§ **The data**
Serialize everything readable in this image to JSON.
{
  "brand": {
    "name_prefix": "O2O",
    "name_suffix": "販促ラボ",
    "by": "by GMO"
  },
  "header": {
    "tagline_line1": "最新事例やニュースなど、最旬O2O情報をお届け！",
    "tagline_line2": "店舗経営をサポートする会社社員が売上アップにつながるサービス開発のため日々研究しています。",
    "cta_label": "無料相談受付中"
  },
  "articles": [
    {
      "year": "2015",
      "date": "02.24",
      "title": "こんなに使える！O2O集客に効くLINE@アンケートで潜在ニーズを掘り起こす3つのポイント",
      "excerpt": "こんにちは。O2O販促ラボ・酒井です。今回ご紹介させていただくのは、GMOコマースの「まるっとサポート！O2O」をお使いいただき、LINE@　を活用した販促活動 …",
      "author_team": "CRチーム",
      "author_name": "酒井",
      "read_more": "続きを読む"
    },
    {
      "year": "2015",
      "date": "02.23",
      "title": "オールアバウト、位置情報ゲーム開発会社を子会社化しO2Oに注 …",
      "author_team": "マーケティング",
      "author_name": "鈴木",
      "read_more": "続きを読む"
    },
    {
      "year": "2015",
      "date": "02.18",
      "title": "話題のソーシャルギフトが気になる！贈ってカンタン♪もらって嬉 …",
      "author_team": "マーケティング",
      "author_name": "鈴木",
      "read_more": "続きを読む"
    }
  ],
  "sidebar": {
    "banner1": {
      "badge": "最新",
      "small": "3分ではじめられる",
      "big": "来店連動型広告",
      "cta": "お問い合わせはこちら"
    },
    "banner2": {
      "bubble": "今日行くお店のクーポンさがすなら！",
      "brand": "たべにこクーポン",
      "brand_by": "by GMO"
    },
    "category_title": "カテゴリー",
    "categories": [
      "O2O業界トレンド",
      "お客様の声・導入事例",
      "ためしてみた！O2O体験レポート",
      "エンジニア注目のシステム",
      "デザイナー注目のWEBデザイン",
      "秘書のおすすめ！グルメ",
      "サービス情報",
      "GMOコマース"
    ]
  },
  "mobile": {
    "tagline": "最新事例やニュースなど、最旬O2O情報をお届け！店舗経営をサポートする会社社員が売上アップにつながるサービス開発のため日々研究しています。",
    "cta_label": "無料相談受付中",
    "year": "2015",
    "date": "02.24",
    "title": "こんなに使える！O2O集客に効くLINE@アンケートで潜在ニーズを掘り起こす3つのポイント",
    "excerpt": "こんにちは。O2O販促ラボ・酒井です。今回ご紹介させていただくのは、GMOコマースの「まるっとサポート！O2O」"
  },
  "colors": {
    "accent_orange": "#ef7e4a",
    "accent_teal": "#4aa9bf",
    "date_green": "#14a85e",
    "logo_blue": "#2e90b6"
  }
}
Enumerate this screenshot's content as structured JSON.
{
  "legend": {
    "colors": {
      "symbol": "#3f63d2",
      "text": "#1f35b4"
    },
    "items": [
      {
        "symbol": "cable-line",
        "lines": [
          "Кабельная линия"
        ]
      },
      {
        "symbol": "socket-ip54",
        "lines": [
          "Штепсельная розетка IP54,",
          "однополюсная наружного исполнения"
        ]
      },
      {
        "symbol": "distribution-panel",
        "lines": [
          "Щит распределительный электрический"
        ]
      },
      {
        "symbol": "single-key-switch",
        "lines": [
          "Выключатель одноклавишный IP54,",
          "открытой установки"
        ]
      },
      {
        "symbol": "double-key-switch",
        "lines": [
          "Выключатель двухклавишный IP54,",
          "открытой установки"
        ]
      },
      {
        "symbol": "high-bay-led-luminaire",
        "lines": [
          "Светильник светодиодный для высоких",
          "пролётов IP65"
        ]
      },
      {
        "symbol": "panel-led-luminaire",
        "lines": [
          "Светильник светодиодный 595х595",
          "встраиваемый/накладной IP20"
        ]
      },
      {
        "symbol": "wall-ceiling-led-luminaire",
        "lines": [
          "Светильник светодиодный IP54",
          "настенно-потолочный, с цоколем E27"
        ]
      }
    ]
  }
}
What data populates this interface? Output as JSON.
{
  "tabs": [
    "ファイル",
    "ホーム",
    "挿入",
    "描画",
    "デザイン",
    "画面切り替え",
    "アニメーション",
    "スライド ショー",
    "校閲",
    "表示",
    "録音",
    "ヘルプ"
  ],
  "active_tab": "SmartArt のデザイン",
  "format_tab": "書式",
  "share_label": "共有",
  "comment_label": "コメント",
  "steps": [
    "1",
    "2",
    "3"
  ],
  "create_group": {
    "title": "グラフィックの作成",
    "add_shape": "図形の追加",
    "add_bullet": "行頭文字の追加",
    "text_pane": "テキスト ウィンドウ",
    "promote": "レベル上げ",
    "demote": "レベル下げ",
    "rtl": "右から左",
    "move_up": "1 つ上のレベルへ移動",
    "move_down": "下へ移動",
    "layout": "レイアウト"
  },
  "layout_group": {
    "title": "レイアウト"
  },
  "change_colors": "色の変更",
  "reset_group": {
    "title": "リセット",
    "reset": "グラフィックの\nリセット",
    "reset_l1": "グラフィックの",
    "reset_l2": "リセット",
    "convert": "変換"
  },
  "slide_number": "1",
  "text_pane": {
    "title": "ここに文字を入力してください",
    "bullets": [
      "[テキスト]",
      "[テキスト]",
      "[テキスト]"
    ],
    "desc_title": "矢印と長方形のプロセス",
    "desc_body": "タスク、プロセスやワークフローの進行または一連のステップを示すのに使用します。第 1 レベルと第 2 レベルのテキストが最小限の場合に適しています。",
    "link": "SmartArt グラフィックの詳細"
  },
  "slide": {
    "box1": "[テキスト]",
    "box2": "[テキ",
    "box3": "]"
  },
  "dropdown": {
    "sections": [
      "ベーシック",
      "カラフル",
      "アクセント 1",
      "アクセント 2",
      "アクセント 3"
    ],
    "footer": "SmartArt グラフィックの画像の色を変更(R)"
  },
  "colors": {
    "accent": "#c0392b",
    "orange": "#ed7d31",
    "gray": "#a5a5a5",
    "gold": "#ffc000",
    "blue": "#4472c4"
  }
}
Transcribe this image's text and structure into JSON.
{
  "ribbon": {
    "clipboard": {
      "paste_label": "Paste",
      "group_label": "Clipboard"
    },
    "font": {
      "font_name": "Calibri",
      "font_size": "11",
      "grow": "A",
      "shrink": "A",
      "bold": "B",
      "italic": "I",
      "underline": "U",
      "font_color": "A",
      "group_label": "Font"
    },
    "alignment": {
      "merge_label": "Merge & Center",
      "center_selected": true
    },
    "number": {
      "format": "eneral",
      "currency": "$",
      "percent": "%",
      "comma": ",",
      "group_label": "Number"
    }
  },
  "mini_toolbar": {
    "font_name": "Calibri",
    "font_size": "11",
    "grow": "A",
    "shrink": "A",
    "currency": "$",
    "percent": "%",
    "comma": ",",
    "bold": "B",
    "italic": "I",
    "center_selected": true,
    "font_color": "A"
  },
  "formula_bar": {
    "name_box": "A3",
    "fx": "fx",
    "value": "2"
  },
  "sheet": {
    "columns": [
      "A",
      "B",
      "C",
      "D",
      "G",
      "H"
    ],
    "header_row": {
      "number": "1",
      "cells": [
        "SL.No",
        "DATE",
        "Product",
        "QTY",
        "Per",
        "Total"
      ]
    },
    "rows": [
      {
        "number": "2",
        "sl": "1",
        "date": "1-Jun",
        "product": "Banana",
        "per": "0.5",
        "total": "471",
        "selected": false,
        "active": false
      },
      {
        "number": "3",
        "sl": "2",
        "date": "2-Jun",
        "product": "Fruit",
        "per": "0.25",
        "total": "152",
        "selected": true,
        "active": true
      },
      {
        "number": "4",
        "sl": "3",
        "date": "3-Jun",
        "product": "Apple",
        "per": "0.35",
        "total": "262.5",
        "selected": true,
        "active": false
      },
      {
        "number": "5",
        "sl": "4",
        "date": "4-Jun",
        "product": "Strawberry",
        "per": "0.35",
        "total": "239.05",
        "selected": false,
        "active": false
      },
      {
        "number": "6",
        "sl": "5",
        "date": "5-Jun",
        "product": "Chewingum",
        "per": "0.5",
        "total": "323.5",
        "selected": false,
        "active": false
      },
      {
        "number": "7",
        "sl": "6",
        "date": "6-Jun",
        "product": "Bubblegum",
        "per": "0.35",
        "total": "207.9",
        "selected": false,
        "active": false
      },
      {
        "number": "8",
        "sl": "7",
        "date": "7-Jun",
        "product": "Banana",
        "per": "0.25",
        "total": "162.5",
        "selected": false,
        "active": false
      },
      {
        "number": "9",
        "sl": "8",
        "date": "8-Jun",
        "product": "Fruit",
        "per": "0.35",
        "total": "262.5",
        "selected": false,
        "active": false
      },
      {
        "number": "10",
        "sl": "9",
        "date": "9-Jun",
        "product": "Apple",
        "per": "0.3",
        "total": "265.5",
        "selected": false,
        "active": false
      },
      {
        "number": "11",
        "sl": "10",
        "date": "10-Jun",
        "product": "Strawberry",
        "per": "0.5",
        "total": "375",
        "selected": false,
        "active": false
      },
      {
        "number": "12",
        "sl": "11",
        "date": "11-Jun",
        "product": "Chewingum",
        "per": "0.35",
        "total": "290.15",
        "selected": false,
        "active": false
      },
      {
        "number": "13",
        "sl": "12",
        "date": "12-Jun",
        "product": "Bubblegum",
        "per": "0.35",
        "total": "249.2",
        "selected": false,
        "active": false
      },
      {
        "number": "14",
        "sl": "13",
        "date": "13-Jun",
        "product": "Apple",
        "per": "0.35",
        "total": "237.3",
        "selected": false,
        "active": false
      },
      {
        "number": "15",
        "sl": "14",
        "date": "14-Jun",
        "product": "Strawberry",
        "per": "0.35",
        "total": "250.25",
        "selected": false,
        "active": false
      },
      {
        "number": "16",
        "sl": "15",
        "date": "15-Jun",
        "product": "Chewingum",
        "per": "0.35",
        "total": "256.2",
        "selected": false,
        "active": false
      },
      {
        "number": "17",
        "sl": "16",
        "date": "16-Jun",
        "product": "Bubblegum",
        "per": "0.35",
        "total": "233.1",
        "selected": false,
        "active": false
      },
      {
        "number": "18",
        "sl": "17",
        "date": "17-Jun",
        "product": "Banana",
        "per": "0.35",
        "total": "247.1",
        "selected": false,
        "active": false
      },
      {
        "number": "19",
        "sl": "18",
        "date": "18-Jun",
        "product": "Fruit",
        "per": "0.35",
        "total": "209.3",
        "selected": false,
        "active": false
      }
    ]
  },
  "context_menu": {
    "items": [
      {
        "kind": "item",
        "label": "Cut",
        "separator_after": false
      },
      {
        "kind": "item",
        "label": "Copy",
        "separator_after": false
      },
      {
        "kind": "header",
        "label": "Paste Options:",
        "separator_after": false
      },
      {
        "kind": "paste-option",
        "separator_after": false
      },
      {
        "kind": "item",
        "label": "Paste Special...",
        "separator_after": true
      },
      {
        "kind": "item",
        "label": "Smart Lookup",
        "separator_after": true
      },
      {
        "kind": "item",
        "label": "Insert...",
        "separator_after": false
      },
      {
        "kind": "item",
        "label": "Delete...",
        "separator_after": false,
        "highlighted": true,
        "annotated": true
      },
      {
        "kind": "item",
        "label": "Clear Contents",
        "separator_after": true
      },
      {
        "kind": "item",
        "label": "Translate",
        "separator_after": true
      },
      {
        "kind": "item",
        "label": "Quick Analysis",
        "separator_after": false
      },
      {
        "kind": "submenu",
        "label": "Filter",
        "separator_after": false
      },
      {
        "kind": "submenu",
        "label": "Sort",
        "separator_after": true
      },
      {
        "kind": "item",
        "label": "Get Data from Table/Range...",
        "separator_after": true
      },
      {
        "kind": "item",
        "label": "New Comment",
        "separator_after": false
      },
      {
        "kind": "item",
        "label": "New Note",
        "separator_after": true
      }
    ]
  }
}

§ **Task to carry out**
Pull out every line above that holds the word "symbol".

§ **Result of the exercise**
      "symbol": "#3f63d2",
        "symbol": "cable-line",
        "symbol": "socket-ip54",
        "symbol": "distribution-panel",
        "symbol": "single-key-switch",
        "symbol": "double-key-switch",
        "symbol": "high-bay-led-luminaire",
        "symbol": "panel-led-luminaire",
        "symbol": "wall-ceiling-led-luminaire",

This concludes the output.